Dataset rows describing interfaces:
= Beginning of Section =
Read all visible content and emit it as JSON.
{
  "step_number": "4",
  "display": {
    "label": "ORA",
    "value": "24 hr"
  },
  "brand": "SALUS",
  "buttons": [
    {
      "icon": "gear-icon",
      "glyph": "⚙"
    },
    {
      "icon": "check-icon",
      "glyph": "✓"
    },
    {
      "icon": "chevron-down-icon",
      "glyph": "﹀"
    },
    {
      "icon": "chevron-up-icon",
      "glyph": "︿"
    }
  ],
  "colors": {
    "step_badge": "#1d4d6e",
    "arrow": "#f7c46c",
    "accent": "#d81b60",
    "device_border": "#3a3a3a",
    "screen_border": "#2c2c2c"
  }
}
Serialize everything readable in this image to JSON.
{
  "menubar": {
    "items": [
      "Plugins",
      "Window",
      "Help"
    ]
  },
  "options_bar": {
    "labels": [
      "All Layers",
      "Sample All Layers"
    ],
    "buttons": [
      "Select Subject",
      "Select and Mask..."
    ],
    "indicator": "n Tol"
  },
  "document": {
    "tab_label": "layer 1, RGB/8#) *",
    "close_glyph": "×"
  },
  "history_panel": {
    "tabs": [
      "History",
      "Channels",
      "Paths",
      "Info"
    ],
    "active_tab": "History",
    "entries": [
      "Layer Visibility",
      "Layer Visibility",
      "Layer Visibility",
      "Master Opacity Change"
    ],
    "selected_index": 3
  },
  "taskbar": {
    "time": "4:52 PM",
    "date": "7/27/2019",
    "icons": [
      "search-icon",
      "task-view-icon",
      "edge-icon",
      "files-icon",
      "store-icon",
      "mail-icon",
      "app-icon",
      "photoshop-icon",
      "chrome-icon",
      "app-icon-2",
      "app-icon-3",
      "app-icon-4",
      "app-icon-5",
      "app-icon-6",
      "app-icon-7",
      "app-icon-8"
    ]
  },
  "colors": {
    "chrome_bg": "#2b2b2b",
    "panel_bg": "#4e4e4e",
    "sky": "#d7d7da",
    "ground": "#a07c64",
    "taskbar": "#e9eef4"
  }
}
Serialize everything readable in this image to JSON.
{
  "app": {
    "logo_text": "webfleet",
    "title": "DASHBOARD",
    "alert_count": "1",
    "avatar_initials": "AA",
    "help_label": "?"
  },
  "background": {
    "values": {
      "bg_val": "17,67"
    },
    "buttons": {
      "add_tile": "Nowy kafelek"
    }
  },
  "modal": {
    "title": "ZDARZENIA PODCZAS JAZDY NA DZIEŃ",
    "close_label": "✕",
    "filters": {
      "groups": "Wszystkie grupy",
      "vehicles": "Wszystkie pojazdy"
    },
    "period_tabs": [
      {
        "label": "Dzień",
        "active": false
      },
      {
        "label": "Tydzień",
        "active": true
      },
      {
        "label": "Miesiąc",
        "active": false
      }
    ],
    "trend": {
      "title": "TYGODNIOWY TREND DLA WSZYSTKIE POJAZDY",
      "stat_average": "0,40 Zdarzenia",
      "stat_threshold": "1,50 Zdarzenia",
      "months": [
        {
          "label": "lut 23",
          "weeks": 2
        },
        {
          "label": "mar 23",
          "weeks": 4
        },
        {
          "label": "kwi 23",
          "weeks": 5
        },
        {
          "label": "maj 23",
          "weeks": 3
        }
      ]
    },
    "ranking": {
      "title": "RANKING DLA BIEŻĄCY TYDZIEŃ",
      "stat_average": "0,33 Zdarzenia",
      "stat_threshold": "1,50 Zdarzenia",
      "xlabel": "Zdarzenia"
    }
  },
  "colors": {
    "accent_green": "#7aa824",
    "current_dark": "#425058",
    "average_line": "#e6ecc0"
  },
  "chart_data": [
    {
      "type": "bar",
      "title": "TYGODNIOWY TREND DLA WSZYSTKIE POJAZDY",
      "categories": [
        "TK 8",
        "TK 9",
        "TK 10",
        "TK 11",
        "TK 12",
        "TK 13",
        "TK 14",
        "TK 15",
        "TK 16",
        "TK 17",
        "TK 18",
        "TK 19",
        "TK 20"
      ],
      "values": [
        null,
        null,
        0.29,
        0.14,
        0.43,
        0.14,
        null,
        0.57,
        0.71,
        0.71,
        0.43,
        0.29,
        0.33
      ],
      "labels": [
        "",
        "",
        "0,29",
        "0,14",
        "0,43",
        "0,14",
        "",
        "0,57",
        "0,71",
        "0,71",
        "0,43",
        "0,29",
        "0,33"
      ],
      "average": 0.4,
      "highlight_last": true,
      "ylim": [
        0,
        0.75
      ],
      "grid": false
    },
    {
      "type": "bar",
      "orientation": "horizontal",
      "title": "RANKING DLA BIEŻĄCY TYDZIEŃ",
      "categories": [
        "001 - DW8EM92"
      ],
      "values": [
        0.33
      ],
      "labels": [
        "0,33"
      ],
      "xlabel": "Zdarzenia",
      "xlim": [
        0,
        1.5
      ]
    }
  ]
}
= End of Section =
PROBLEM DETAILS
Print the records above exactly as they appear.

ANSWER BOX
Read all visible content and emit it as JSON.
{
  "step_number": "4",
  "display": {
    "label": "ORA",
    "value": "24 hr"
  },
  "brand": "SALUS",
  "buttons": [
    {
      "icon": "gear-icon",
      "glyph": "⚙"
    },
    {
      "icon": "check-icon",
      "glyph": "✓"
    },
    {
      "icon": "chevron-down-icon",
      "glyph": "﹀"
    },
    {
      "icon": "chevron-up-icon",
      "glyph": "︿"
    }
  ],
  "colors": {
    "step_badge": "#1d4d6e",
    "arrow": "#f7c46c",
    "accent": "#d81b60",
    "device_border": "#3a3a3a",
    "screen_border": "#2c2c2c"
  }
}
Serialize everything readable in this image to JSON.
{
  "menubar": {
    "items": [
      "Plugins",
      "Window",
      "Help"
    ]
  },
  "options_bar": {
    "labels": [
      "All Layers",
      "Sample All Layers"
    ],
    "buttons": [
      "Select Subject",
      "Select and Mask..."
    ],
    "indicator": "n Tol"
  },
  "document": {
    "tab_label": "layer 1, RGB/8#) *",
    "close_glyph": "×"
  },
  "history_panel": {
    "tabs": [
      "History",
      "Channels",
      "Paths",
      "Info"
    ],
    "active_tab": "History",
    "entries": [
      "Layer Visibility",
      "Layer Visibility",
      "Layer Visibility",
      "Master Opacity Change"
    ],
    "selected_index": 3
  },
  "taskbar": {
    "time": "4:52 PM",
    "date": "7/27/2019",
    "icons": [
      "search-icon",
      "task-view-icon",
      "edge-icon",
      "files-icon",
      "store-icon",
      "mail-icon",
      "app-icon",
      "photoshop-icon",
      "chrome-icon",
      "app-icon-2",
      "app-icon-3",
      "app-icon-4",
      "app-icon-5",
      "app-icon-6",
      "app-icon-7",
      "app-icon-8"
    ]
  },
  "colors": {
    "chrome_bg": "#2b2b2b",
    "panel_bg": "#4e4e4e",
    "sky": "#d7d7da",
    "ground": "#a07c64",
    "taskbar": "#e9eef4"
  }
}
Serialize everything readable in this image to JSON.
{
  "app": {
    "logo_text": "webfleet",
    "title": "DASHBOARD",
    "alert_count": "1",
    "avatar_initials": "AA",
    "help_label": "?"
  },
  "background": {
    "values": {
      "bg_val": "17,67"
    },
    "buttons": {
      "add_tile": "Nowy kafelek"
    }
  },
  "modal": {
    "title": "ZDARZENIA PODCZAS JAZDY NA DZIEŃ",
    "close_label": "✕",
    "filters": {
      "groups": "Wszystkie grupy",
      "vehicles": "Wszystkie pojazdy"
    },
    "period_tabs": [
      {
        "label": "Dzień",
        "active": false
      },
      {
        "label": "Tydzień",
        "active": true
      },
      {
        "label": "Miesiąc",
        "active": false
      }
    ],
    "trend": {
      "title": "TYGODNIOWY TREND DLA WSZYSTKIE POJAZDY",
      "stat_average": "0,40 Zdarzenia",
      "stat_threshold": "1,50 Zdarzenia",
      "months": [
        {
          "label": "lut 23",
          "weeks": 2
        },
        {
          "label": "mar 23",
          "weeks": 4
        },
        {
          "label": "kwi 23",
          "weeks": 5
        },
        {
          "label": "maj 23",
          "weeks": 3
        }
      ]
    },
    "ranking": {
      "title": "RANKING DLA BIEŻĄCY TYDZIEŃ",
      "stat_average": "0,33 Zdarzenia",
      "stat_threshold": "1,50 Zdarzenia",
      "xlabel": "Zdarzenia"
    }
  },
  "colors": {
    "accent_green": "#7aa824",
    "current_dark": "#425058",
    "average_line": "#e6ecc0"
  },
  "chart_data": [
    {
      "type": "bar",
      "title": "TYGODNIOWY TREND DLA WSZYSTKIE POJAZDY",
      "categories": [
        "TK 8",
        "TK 9",
        "TK 10",
        "TK 11",
        "TK 12",
        "TK 13",
        "TK 14",
        "TK 15",
        "TK 16",
        "TK 17",
        "TK 18",
        "TK 19",
        "TK 20"
      ],
      "values": [
        null,
        null,
        0.29,
        0.14,
        0.43,
        0.14,
        null,
        0.57,
        0.71,
        0.71,
        0.43,
        0.29,
        0.33
      ],
      "labels": [
        "",
        "",
        "0,29",
        "0,14",
        "0,43",
        "0,14",
        "",
        "0,57",
        "0,71",
        "0,71",
        "0,43",
        "0,29",
        "0,33"
      ],
      "average": 0.4,
      "highlight_last": true,
      "ylim": [
        0,
        0.75
      ],
      "grid": false
    },
    {
      "type": "bar",
      "orientation": "horizontal",
      "title": "RANKING DLA BIEŻĄCY TYDZIEŃ",
      "categories": [
        "001 - DW8EM92"
      ],
      "values": [
        0.33
      ],
      "labels": [
        "0,33"
      ],
      "xlabel": "Zdarzenia",
      "xlim": [
        0,
        1.5
      ]
    }
  ]
}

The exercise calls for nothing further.